Marine Ecology Progress Series
Through field experiments and chemical analysis of the sediment and pore water, we investigated the effect of the burrowing crab Chasmagnathus granulatus on the distribution and availability of electron acceptors in mudflat sediments. The results show that the presence and activity of C. granulatus and its burrows determine the chemical characteristics of pore water and the redox state of mudflat sediments. Crabs enhance the transport of particulate material in the sediment column, completely

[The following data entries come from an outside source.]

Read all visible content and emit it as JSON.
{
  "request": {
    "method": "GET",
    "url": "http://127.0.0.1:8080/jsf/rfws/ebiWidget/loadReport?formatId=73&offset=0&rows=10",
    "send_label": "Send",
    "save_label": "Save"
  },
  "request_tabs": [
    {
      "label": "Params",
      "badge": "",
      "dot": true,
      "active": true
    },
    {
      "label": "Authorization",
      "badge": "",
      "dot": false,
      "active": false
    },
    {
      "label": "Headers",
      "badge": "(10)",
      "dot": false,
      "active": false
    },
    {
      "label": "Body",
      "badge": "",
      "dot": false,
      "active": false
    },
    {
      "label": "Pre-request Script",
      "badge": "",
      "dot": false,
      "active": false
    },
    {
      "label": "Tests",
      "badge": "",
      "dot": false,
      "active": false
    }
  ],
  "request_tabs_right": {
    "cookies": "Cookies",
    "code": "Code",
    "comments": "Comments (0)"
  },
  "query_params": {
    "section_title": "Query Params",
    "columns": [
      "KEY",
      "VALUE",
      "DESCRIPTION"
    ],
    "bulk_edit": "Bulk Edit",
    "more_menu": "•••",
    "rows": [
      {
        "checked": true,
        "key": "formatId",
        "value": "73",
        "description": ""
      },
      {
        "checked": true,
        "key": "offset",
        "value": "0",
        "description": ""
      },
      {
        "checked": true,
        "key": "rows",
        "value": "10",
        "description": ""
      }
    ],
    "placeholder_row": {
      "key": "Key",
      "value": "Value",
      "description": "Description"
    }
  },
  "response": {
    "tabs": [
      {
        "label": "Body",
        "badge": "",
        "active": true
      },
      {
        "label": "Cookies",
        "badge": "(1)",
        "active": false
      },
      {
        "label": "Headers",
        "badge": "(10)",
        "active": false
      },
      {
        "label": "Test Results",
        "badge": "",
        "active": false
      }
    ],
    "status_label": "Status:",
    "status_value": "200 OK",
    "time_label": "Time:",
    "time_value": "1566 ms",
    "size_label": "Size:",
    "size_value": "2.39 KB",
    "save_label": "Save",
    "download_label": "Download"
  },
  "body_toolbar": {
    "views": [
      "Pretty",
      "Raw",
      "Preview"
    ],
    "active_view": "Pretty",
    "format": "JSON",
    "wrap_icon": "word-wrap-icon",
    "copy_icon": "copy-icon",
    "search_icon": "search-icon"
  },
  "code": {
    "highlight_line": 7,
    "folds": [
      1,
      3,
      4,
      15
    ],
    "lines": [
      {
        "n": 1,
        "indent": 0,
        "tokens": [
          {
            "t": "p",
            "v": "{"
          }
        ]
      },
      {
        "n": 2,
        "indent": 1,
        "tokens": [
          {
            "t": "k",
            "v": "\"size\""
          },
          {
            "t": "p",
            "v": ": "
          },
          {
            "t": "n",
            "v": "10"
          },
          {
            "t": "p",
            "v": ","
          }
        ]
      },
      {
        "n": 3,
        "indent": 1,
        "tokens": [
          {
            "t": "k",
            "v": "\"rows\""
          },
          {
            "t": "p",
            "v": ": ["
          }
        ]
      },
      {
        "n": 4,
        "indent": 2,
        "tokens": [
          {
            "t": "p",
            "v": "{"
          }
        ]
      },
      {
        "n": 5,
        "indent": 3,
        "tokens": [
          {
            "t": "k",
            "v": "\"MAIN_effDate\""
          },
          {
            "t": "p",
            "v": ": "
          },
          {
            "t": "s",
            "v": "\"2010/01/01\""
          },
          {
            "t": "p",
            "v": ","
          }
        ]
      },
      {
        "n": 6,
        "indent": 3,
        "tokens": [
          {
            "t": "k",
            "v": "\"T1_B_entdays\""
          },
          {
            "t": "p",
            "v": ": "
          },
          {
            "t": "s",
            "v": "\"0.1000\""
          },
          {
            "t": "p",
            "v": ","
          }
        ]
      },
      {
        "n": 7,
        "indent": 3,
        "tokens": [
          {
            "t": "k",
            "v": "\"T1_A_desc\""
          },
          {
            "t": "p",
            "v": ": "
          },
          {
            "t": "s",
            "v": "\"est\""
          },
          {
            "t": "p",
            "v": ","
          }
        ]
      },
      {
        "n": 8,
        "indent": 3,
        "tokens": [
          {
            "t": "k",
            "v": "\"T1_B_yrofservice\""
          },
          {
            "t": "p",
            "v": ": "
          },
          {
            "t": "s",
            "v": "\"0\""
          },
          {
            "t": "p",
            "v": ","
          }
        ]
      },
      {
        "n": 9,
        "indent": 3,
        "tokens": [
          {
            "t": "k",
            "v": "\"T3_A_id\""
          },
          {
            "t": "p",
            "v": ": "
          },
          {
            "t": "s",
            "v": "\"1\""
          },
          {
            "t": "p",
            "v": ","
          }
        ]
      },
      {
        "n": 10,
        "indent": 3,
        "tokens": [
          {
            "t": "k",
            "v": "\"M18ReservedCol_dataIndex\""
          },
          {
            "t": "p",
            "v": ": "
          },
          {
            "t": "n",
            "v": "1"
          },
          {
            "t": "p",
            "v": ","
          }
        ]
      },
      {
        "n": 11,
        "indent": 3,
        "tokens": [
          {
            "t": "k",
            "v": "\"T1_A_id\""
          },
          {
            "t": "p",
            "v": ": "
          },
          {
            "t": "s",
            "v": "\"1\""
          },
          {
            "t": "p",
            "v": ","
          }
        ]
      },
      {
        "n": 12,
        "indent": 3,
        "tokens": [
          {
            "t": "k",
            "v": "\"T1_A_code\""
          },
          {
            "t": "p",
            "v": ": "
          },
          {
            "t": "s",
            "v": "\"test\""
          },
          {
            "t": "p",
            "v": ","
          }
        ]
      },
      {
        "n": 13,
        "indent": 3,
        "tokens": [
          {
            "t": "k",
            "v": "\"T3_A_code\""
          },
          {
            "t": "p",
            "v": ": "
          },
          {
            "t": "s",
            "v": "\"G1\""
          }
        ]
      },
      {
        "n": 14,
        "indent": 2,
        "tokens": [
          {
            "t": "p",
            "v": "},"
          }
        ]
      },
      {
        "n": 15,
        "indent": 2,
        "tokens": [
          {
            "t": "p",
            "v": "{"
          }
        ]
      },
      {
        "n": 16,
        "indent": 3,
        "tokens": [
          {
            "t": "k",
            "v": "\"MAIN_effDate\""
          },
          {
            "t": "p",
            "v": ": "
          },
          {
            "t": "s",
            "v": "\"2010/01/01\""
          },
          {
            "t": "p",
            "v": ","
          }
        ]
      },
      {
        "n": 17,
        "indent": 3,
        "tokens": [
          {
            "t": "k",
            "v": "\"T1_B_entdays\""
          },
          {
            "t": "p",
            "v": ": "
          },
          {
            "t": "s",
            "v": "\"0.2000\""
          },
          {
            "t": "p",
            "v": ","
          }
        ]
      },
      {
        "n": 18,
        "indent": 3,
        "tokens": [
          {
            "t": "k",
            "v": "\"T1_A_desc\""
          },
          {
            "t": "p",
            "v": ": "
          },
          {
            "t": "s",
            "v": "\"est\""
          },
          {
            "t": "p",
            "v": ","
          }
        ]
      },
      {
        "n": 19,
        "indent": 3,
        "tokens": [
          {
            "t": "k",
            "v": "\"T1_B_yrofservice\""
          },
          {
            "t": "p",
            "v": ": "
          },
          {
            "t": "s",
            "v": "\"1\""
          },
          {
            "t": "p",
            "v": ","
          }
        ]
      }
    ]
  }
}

... olumn, completely mixing the upper 7 cm of sediment in a few days. Comparative analyses of pore water from areas (1) with crabs and burrows, (2) with unoccupied burrows, and (3) without burrows or crabs reveal a large increase in sediment oxygenation, modification of pore water salinity and the distribution of dissolved inorganic nitrogen and sulphate when crabs are present. Denitrification and organic matter (OM) degradation rates were estimated by a diagenetic model that searches for simultaneous agreement between measured and model-calculated depth profiles . OM degradation rates (kG) were found to be greater in bioturbated (kG = 10.6 ± 6.1 [SD] µM s -1 ) than in non-bioturbated sediments (kG = 4.9 ± 17.8 µM s -1 if unoccupied burrows were present; kG = 0.02 ± 0.013 µM s -1 without burrows). Model-estimated denitrification rates revealed that OM degradation pathways are also affected by C. granulatus activities and their burrows. These changes in the sediment chemistry that are directly and indirectly produced by C. granulatus could comprise the force that drives the pathways of microbial processes and nutrient flows to neighbouring systems.